According to the MPAA/PCA Collection at the AMPAS Library, in early 1941, Columbia was interested in producing a picture based on Maurine Watkins' play Chicago. The PCA advised Columbia that "a picture based on this material would be in violation of the provisions of the Production Code and that we could not approve it." The PCA's objections were based on the nature of the characters and the story throwing "a very discreditable light upon the court process of our country." Studio legal records reveal that Twentieth Century-Fox purchased the film rights from Columbia, Watkins and the estate of producer Sam H. Harris.
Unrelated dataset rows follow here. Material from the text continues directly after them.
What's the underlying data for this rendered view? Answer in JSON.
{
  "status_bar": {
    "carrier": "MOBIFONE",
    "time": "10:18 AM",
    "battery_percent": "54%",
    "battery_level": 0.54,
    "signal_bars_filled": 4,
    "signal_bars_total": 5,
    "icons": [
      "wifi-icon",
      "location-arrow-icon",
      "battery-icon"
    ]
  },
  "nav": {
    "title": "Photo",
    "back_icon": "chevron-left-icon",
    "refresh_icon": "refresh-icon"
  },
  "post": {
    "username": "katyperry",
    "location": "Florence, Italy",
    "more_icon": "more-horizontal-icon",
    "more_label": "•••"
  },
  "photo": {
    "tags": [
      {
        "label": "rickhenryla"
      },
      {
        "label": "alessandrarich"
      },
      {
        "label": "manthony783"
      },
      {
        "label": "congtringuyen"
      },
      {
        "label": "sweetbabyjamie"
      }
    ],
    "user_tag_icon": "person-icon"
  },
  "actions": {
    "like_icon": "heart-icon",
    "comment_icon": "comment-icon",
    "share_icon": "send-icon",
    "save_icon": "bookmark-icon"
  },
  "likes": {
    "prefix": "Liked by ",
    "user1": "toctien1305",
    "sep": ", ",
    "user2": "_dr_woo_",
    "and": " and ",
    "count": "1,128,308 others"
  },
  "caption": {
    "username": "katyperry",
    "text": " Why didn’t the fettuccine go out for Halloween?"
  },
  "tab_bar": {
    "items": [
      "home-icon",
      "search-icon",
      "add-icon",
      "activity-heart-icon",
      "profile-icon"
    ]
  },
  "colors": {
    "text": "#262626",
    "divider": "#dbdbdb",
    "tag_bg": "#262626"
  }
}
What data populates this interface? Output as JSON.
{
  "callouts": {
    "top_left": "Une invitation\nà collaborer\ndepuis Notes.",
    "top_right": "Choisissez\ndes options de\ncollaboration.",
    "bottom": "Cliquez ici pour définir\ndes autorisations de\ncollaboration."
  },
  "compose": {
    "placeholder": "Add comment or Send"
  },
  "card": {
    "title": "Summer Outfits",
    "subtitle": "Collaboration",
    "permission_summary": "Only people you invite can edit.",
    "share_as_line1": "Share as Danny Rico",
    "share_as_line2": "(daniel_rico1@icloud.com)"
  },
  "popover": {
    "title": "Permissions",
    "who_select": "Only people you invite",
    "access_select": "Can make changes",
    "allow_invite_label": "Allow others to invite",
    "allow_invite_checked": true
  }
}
When the studio sent its July 19, 1941 version of the script, entitled Chicago Gal, to the PCA, the PCA rejected the script because "the story seems to be a travesty on the administration of justice and on the courts in this country which would undoubtedly tend to weaken respect for law and order generally." The PCA objected to the characters, notably "Roxie Hart" and "Billy Flynn," committing perjury and subornation of perjury; the script "condoning, if not glorifying, female murderesses, and of minimizing the seriousness of the crime of homicide"; and wondered "whether this picture will not be considered an attack on American institutions and way of life, and, if so taken, will not inevitably call down condemnation on the whole motion picture industry." Subsequent versions of the script were approved by the PCA, although the studio was repeatedly cautioned not to make the judge and court process in general objects of ridicule.
Maurine Watkins' play was first filmed in 1927 as Chicago by De Mille Pictures. It was directed by Frank Urson and starred Phyllis Haver and Victor Varconi. On June 3, 1975, the musical Chicago, directed and choreographed by Bob Fosse, opened on Broadway. It starred Gwen Verdon, Chita Rivera and Jerry Orbach. In 2002, Miramax Films released a motion picture based on the musical, also entitled Chicago, which was directed by Rob Marshall and starred Rene Zellweger, Catherine Zeta-Jones and Richard Gere.